  I predict, however, that most audiophile listeners and existing Benchmark customers looking to upgrade their DACs will not care that 24/192 and 2.8MHz DSD are the max for the DAC3. After all, there are precious few PCM recordings beyond 192. And most computer programs will downsample the music to the DAC’s highest rate so it can be played. I played plenty of 2L 24/352 recordings through the DAC3 at 192 using Audirvana Plus. The quality was first rate.

The verdict
  As with the original DAC1 and DAC2, Benchmark proves it can take advantage of the latest DAC chip technology and notch up the performance of its latest version D/A, the DAC3.
  Though audible improvements in DACs these days are mostly subtle, Benchmark delivers a new, audibly superior version over the DAC2, plus added a few ergonomic upgrades, such as faster source switching. It does not look any different, but it certainly sounds different.
  Although it came out late in the year, the DAC3 was worth waiting for, and it receives the EAN Stellar Sound Award and a last-minute slide into the Everything Audio Network Product-of-The-Year Award in the DAC category.
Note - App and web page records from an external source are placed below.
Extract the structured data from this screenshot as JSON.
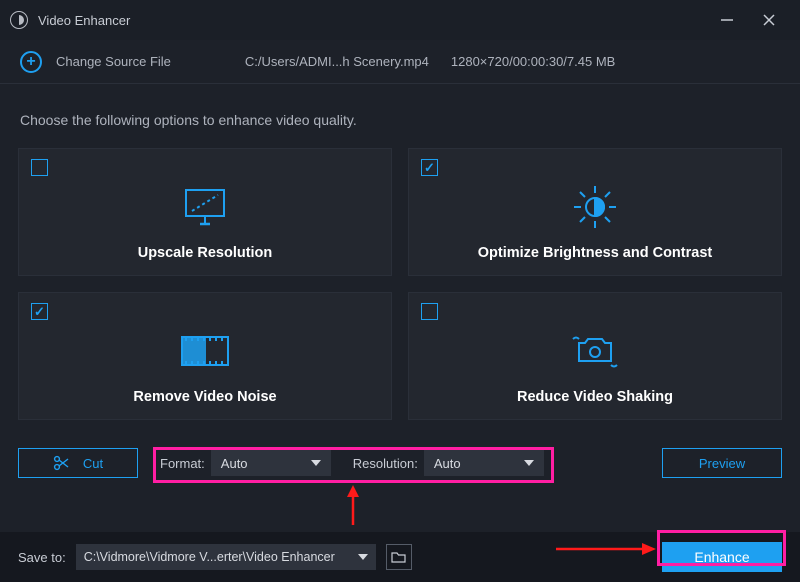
{
  "window": {
    "title": "Video Enhancer"
  },
  "source": {
    "change_label": "Change Source File",
    "path": "C:/Users/ADMI...h Scenery.mp4",
    "info": "1280×720/00:00:30/7.45 MB"
  },
  "prompt_text": "Choose the following options to enhance video quality.",
  "cards": {
    "upscale": {
      "title": "Upscale Resolution",
      "checked": false
    },
    "brightness": {
      "title": "Optimize Brightness and Contrast",
      "checked": true
    },
    "noise": {
      "title": "Remove Video Noise",
      "checked": true
    },
    "shaking": {
      "title": "Reduce Video Shaking",
      "checked": false
    }
  },
  "controls": {
    "cut_label": "Cut",
    "format_label": "Format:",
    "format_value": "Auto",
    "resolution_label": "Resolution:",
    "resolution_value": "Auto",
    "preview_label": "Preview"
  },
  "footer": {
    "save_label": "Save to:",
    "save_path": "C:\\Vidmore\\Vidmore V...erter\\Video Enhancer",
    "enhance_label": "Enhance"
  }
}
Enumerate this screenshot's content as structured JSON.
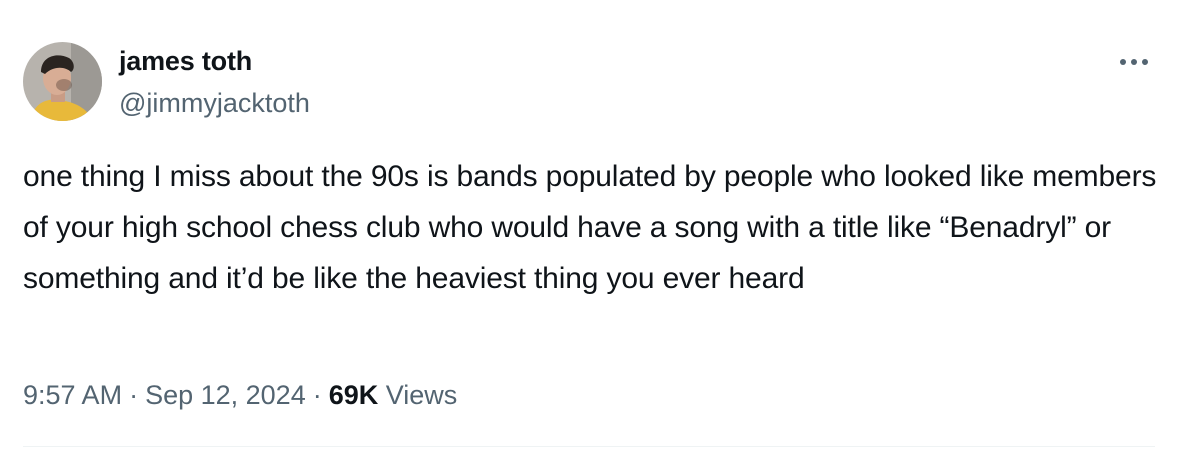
{
  "author": {
    "display_name": "james toth",
    "handle": "@jimmyjacktoth",
    "avatar_icon": "profile-photo"
  },
  "more_icon": "more-horizontal-icon",
  "tweet": {
    "text": "one thing I miss about the 90s is bands populated by people who looked like members of your high school chess club who would have a song with a title like “Benadryl” or something and it’d be like the heaviest thing you ever heard"
  },
  "meta": {
    "time": "9:57 AM",
    "separator": "·",
    "date": "Sep 12, 2024",
    "views_count": "69K",
    "views_label": "Views"
  },
  "colors": {
    "text_primary": "#0f1419",
    "text_secondary": "#536471",
    "divider": "#eff3f4",
    "avatar_shirt": "#e8b93a"
  }
}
  John Gatski has been evaluating consumer, audiophile, home cinema and professional audio gear since 1988. In 1995, he created Pro Audio Review, and he has written for Audio, LaserviewsEnjoy The MusicThe Audiophile Voice, High Performance ReviewRadio World and TV TechnologyEverything Audio Network is based in Kensington, Md. Articles on this site are the copyright of the ©Everything Audio Network. Any unauthorized use, via print or Internet, without written permission is prohibited. John Gatski can be reached via

1 comment:

Anonymous said...

Hi John, I read your review of the Benchmark DAC3 with interest as I’m thinking about upgrading from my DAC1 HDR. So, first of all, thanks for posting such an informative and early review. It really helps potential buyers such as myself as it’s often hard (especially in the UK) to get a demo for Benchmark products.

I’m interested in one of the points you raised. You mentioned the old chip as being referred to as ‘warm’. I’m interested in this as a lot of the reviews of the DAC2 commented on the fact that the treble seemed a little more rounded off than in the DAC1. In your experience with all three iterations of the DAC would you say that the 3 is appreciably better than the 1 in that area? Mat